On December 5, 1946, Harry Truman issued Executive Order 9808. This executive action established the President’s Committee on Civil Rights (PCCR). This Committee was an effort aimed at proactively addressing the exploding problems of violent racism in post-war America.
By October 1947, the Committee published “To Secure These Rights: The Report of the President’s Committee on Civil Rights.”
The report proposed, among a number of remedies, the establishment of a permanent Civil Rights Commission, a Joint Congressional Committee on Civil Rights, a Civil Rights Division of the Justice Department, and an effort to develop federal protection from lynching, as well as the abolition of poll taxes.
The underlying problem was the institutionalization of racism via the governments of the Democrat-controlled South.
Truman had an uphill battle against his own political party just to do the right thing.
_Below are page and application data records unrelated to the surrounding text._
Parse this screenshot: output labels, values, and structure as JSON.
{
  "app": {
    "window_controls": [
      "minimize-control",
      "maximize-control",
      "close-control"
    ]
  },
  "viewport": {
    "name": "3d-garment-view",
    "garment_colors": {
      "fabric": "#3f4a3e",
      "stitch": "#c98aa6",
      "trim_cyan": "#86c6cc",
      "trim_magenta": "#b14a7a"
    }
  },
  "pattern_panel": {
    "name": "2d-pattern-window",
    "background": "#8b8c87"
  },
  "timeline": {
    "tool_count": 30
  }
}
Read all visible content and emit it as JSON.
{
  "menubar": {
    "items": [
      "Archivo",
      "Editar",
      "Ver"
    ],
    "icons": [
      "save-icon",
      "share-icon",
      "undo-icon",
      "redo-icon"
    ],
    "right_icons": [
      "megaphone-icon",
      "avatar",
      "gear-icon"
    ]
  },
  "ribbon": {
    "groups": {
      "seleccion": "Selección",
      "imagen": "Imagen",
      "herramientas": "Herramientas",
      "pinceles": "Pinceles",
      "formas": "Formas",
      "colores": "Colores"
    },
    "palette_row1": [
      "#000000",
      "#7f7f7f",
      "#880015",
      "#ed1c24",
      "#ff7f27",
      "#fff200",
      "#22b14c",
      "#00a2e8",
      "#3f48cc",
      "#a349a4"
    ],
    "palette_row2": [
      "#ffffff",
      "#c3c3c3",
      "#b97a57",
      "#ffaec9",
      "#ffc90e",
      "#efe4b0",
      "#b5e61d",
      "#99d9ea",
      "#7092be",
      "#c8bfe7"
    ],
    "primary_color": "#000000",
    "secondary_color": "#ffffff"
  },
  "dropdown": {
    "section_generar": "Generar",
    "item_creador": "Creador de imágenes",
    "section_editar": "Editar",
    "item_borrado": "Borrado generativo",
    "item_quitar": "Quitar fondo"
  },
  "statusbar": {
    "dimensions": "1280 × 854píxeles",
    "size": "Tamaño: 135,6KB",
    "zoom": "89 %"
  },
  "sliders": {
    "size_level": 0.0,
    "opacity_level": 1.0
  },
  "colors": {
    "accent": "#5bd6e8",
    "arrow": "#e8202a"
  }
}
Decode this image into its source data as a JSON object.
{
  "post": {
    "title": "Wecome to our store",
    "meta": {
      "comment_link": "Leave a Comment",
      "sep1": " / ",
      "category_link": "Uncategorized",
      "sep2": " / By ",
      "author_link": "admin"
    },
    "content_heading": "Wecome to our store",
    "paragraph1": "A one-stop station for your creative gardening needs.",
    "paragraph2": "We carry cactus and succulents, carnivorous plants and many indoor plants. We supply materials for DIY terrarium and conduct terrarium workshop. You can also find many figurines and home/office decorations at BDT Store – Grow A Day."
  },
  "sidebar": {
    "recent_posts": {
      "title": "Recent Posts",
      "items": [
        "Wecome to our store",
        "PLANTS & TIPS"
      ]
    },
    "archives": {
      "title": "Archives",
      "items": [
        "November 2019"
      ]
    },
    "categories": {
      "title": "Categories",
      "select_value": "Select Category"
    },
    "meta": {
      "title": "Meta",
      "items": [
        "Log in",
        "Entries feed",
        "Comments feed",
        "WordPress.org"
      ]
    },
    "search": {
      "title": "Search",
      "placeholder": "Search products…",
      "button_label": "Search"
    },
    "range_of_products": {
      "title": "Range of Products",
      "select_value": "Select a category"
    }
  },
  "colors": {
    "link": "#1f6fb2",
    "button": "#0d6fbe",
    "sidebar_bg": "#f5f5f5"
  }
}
But, the action of pushing blacks to the back of buses was a “mild” form of the racism that had been sewn into the very culture of the old white supremacist Confederacy that had existed for decades.
What Rosa Parks did was truly brave, and should be remembered as a significant part of American history, but there is so much more to the history that deserves to be understood. For instance, the real suppression was the suppression of the black vote throughout the Democrat-controlled southern governments.
What President Truman did took courage as well
It was tantamount to political suicide. Americans do not realize that those pioneering efforts with the Committee on Civil Rights, which was a Division of the U.S. Justice Department, needed to be done because the regional governments in the south were
reinforcing and protecting one another. The federal intervention was the beginning of the efforts to provide federal protection from lynching blacks, and a start to allow the blacks the unrestricted right to vote — without intimidation, without poll taxes.
The underlying problem was the institutionalization of racism via the networks of state and local OneParty-controlled governments. This was the fruition of democracy in the South. This is exactly why the Founding Fathers rejected democracy s a form of U.S. government and created a Constitutional Republic.
Today, the contemporary Left and the “Progressives,” otherwise known as Democrats constantly talk about “democracy” and how they will help everyone under the sun. Yet, if one looks around to take a good look, the states that have one party-controlled government, like California, Colorado, Washington, and recently Virginia, seek to create a dominion that resembles an “Old Dominion” of the Old South, but in new packaging. This may explain why Socialism is so appealing to the “Democratic” Party.
It is hard to remove endemic racism from their political DNA.
Visit The Henry Ford’s Curator of Public Life for there excellent videos on the life and protest of Rosa Parks. This is just one of the many videos worth watching:
Mrs. Rosa Parks altered the negro progress in Montgomery, Alabama, 1955, by the bus boycott she began. National Archives record ID: 306-PSD-65-1882 (Box 93). https://commons.wikimedia.org/wiki/File:Rosaparks.jpg